··· Provided records
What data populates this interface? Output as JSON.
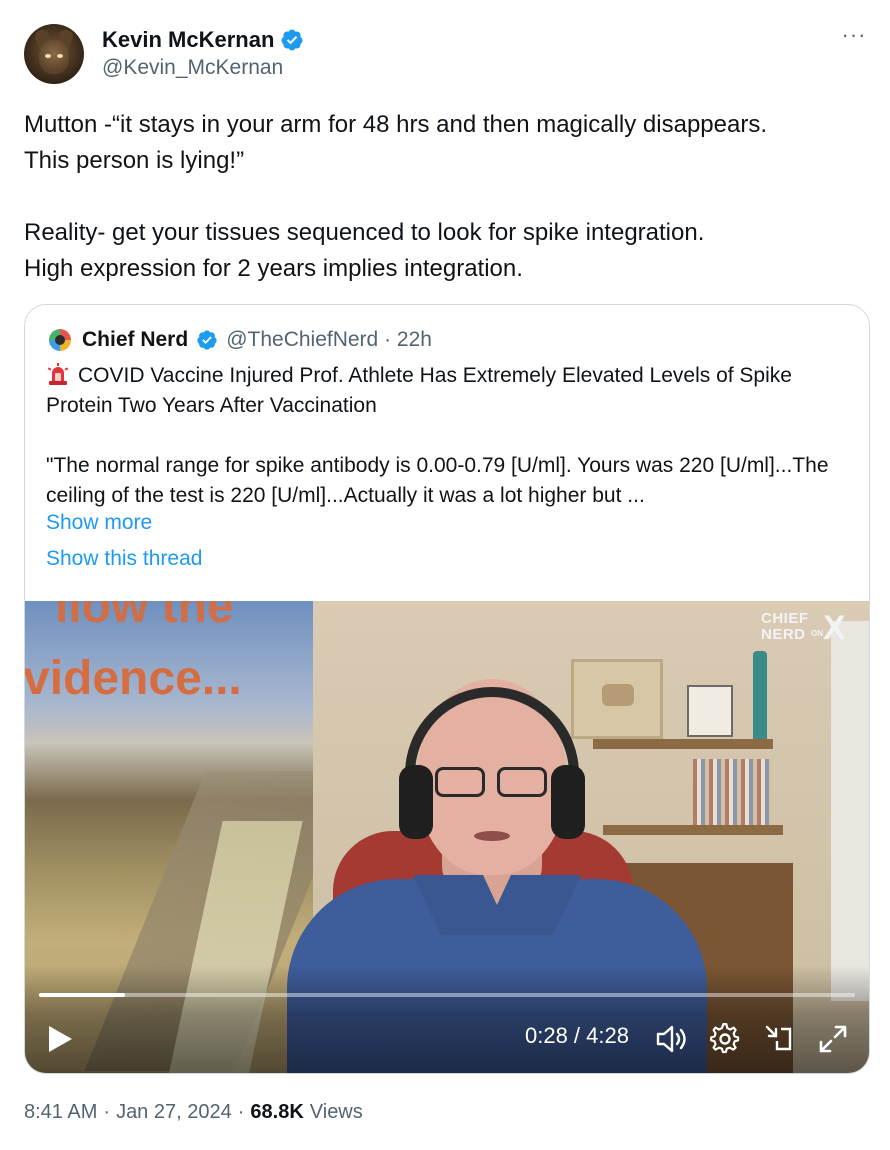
{
  "author": {
    "display_name": "Kevin McKernan",
    "handle": "@Kevin_McKernan",
    "avatar_icon": "owl-avatar",
    "verified_icon": "verified-badge-icon",
    "verified_color": "#1d9bf0"
  },
  "more_icon": "ellipsis-icon",
  "more_label": "···",
  "tweet": {
    "paragraph1": "Mutton -“it stays in your arm for 48 hrs and then magically disappears.\nThis person is lying!”",
    "paragraph2": "Reality- get your tissues sequenced to look for spike integration.\nHigh expression for 2 years implies integration."
  },
  "quote": {
    "display_name": "Chief Nerd",
    "handle_time": "@TheChiefNerd · 22h",
    "headline": "COVID Vaccine Injured Prof. Athlete Has Extremely Elevated Levels of Spike Protein Two Years After Vaccination",
    "headline_icon": "police-light-icon",
    "body": "\"The normal range for spike antibody is 0.00-0.79 [U/ml]. Yours was 220 [U/ml]...The ceiling of the test is 220 [U/ml]...Actually it was a lot higher but ...",
    "show_more": "Show more",
    "show_thread": "Show this thread",
    "link_color": "#1d9bf0"
  },
  "video": {
    "overlay_text_1": "llow the",
    "overlay_text_2": "vidence...",
    "logo_line1": "CHIEF",
    "logo_line2": "NERD",
    "logo_on": "ON",
    "logo_x": "X",
    "time": "0:28 / 4:28",
    "progress_fraction": 0.105,
    "icons": [
      "play-icon",
      "volume-icon",
      "settings-gear-icon",
      "dock-icon",
      "fullscreen-icon"
    ]
  },
  "footer": {
    "time": "8:41 AM",
    "sep1": "·",
    "date": "Jan 27, 2024",
    "sep2": "·",
    "views_count": "68.8K",
    "views_label": "Views"
  }
}
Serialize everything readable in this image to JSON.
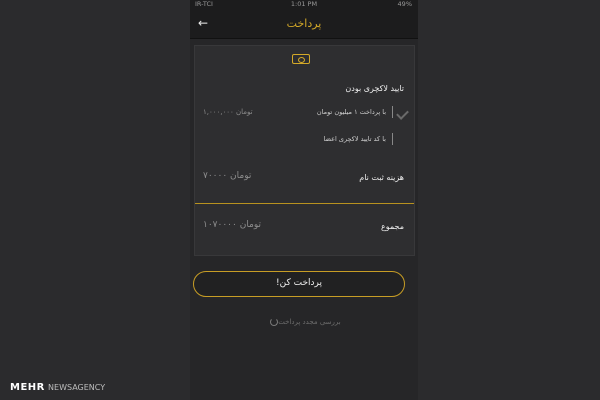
{
  "status_bar": {
    "carrier": "IR-TCI",
    "time": "1:01 PM",
    "battery": "49%"
  },
  "header": {
    "title": "پرداخت",
    "back_icon": "←"
  },
  "card": {
    "money_icon": "money-icon",
    "confirm_luxury_label": "تایید لاکچری بودن",
    "option_pay_million": "با پرداخت ۱ میلیون تومان",
    "option_pay_million_amount": "۱,۰۰۰,۰۰۰ تومان",
    "option_member_code": "با کد تایید لاکچری اعضا",
    "registration_fee_label": "هزینه ثبت نام",
    "registration_fee_amount": "۷۰۰۰۰ تومان",
    "total_label": "مجموع",
    "total_amount": "۱۰۷۰۰۰۰ تومان"
  },
  "pay_button_label": "پرداخت کن!",
  "recheck_label": "بررسی مجدد پرداخت",
  "watermark": {
    "brand": "MEHR",
    "agency": "NEWSAGENCY"
  },
  "colors": {
    "accent_gold": "#d4a928",
    "background": "#262628"
  }
}
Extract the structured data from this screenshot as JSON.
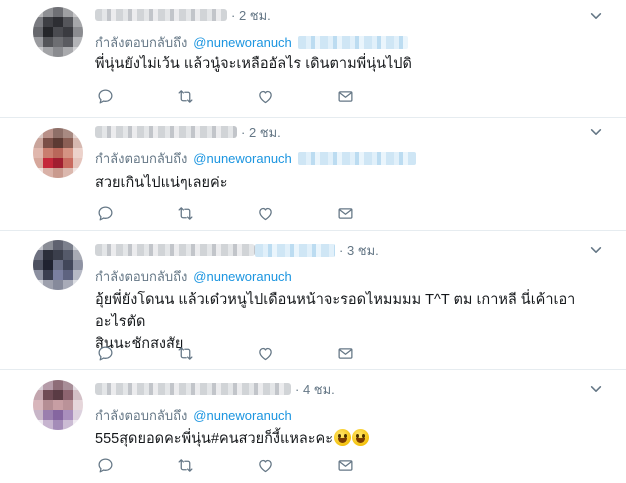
{
  "feed": {
    "tweets": [
      {
        "time": "· 2 ชม.",
        "reply_prefix": "กำลังตอบกลับถึง",
        "mention": "@nuneworanuch",
        "text": "พี่นุ่นยังไม่เว้น แล้วนู๋จะเหลืออัลไร เดินตามพี่นุ่นไปดิ",
        "actions": [
          "reply-icon",
          "retweet-icon",
          "like-icon",
          "message-icon"
        ]
      },
      {
        "time": "· 2 ชม.",
        "reply_prefix": "กำลังตอบกลับถึง",
        "mention": "@nuneworanuch",
        "text": "สวยเกินไปแน่ๆเลยค่ะ",
        "actions": [
          "reply-icon",
          "retweet-icon",
          "like-icon",
          "message-icon"
        ]
      },
      {
        "time": "· 3 ชม.",
        "reply_prefix": "กำลังตอบกลับถึง",
        "mention": "@nuneworanuch",
        "text_line1": "อุ้ยพี่ยังโดนน แล้วเด๋วหนูไปเดือนหน้าจะรอดไหมมมม T^T ตม เกาหลี นี่เค้าเอาอะไรตัด",
        "text_line2": "สินนะชักสงสัย",
        "actions": [
          "reply-icon",
          "retweet-icon",
          "like-icon",
          "message-icon"
        ]
      },
      {
        "time": "· 4 ชม.",
        "reply_prefix": "กำลังตอบกลับถึง",
        "mention": "@nuneworanuch",
        "text": "555สุดยอดคะพี่นุ่น#คนสวยก็งี้แหละคะ",
        "emoji": "grinning-face-emoji",
        "actions": [
          "reply-icon",
          "retweet-icon",
          "like-icon",
          "message-icon"
        ]
      }
    ]
  },
  "colors": {
    "text": "#14171a",
    "secondary": "#657786",
    "link": "#1b95e0",
    "divider": "#e6ecf0"
  }
}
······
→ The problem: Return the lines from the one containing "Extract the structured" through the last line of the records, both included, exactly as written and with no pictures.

→ Solution:
Extract the structured data from this screenshot as JSON.
{
  "feed": {
    "tweets": [
      {
        "time": "· 2 ชม.",
        "reply_prefix": "กำลังตอบกลับถึง",
        "mention": "@nuneworanuch",
        "text": "พี่นุ่นยังไม่เว้น แล้วนู๋จะเหลืออัลไร เดินตามพี่นุ่นไปดิ",
        "actions": [
          "reply-icon",
          "retweet-icon",
          "like-icon",
          "message-icon"
        ]
      },
      {
        "time": "· 2 ชม.",
        "reply_prefix": "กำลังตอบกลับถึง",
        "mention": "@nuneworanuch",
        "text": "สวยเกินไปแน่ๆเลยค่ะ",
        "actions": [
          "reply-icon",
          "retweet-icon",
          "like-icon",
          "message-icon"
        ]
      },
      {
        "time": "· 3 ชม.",
        "reply_prefix": "กำลังตอบกลับถึง",
        "mention": "@nuneworanuch",
        "text_line1": "อุ้ยพี่ยังโดนน แล้วเด๋วหนูไปเดือนหน้าจะรอดไหมมมม T^T ตม เกาหลี นี่เค้าเอาอะไรตัด",
        "text_line2": "สินนะชักสงสัย",
        "actions": [
          "reply-icon",
          "retweet-icon",
          "like-icon",
          "message-icon"
        ]
      },
      {
        "time": "· 4 ชม.",
        "reply_prefix": "กำลังตอบกลับถึง",
        "mention": "@nuneworanuch",
        "text": "555สุดยอดคะพี่นุ่น#คนสวยก็งี้แหละคะ",
        "emoji": "grinning-face-emoji",
        "actions": [
          "reply-icon",
          "retweet-icon",
          "like-icon",
          "message-icon"
        ]
      }
    ]
  },
  "colors": {
    "text": "#14171a",
    "secondary": "#657786",
    "link": "#1b95e0",
    "divider": "#e6ecf0"
  }
}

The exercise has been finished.